### Required work
Every line in the records below with the string "Kalvarijų" needs to be copied out.

### Records for this task
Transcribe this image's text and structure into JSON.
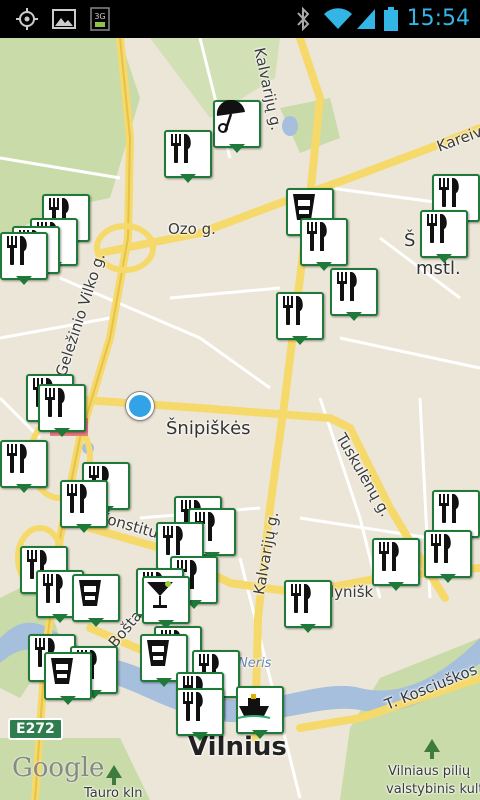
{
  "status_bar": {
    "time": "15:54",
    "icons": [
      "gps-icon",
      "image-icon",
      "3g-icon",
      "bluetooth-icon",
      "wifi-icon",
      "signal-icon",
      "battery-icon"
    ],
    "network": "3G",
    "accent": "#33b5e5"
  },
  "map": {
    "streets": {
      "kalvariju_top": "Kalvarijų g.",
      "ozo": "Ozo g.",
      "kareiv": "Kareiv",
      "gelezinio_vilko": "Geležinio Vilko g.",
      "tuskulenu": "Tuskulėnų g.",
      "kalvariju_mid": "Kalvarijų g.",
      "konstitu": "Konstitu",
      "lyniski": "lynišk",
      "bosta": "Bošta",
      "t_kosciuskos": "T. Kosciuškos",
      "neris": "Neris",
      "tauro": "Tauro kln"
    },
    "districts": {
      "snipiskes": "Šnipiškės",
      "s_top": "Š",
      "mstl": "mstl.",
      "vilnius": "Vilnius",
      "castle_line1": "Vilniaus pilių",
      "castle_line2": "valstybinis kultū"
    },
    "highway_badge": "E272",
    "attribution": "Google",
    "marker_color": "#1f7a3a",
    "location_color": "#33a3e8"
  }
}
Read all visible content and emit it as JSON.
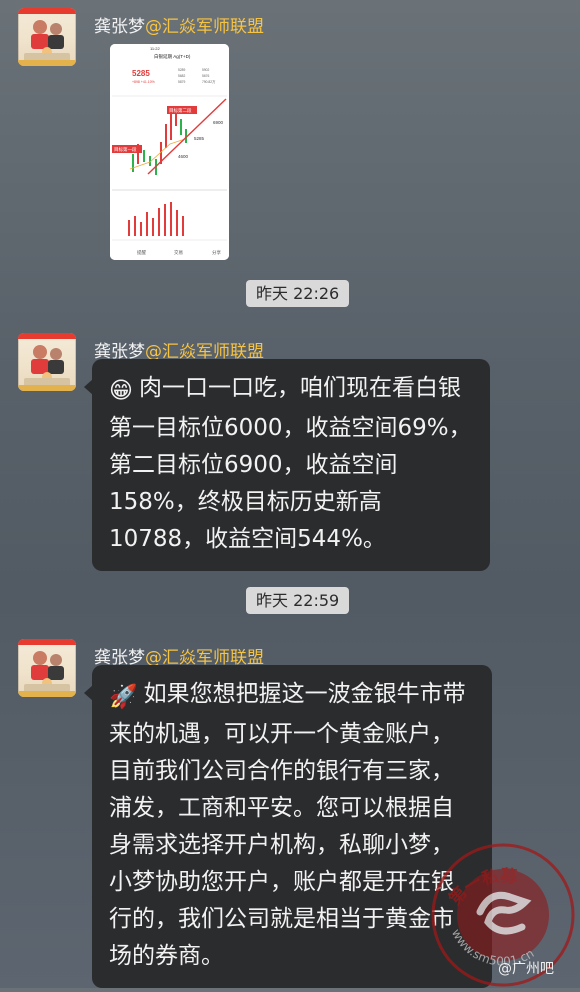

### Output of the task
      "kalvariju_top": "Kalvarijų g.",
      "kalvariju_mid": "Kalvarijų g.",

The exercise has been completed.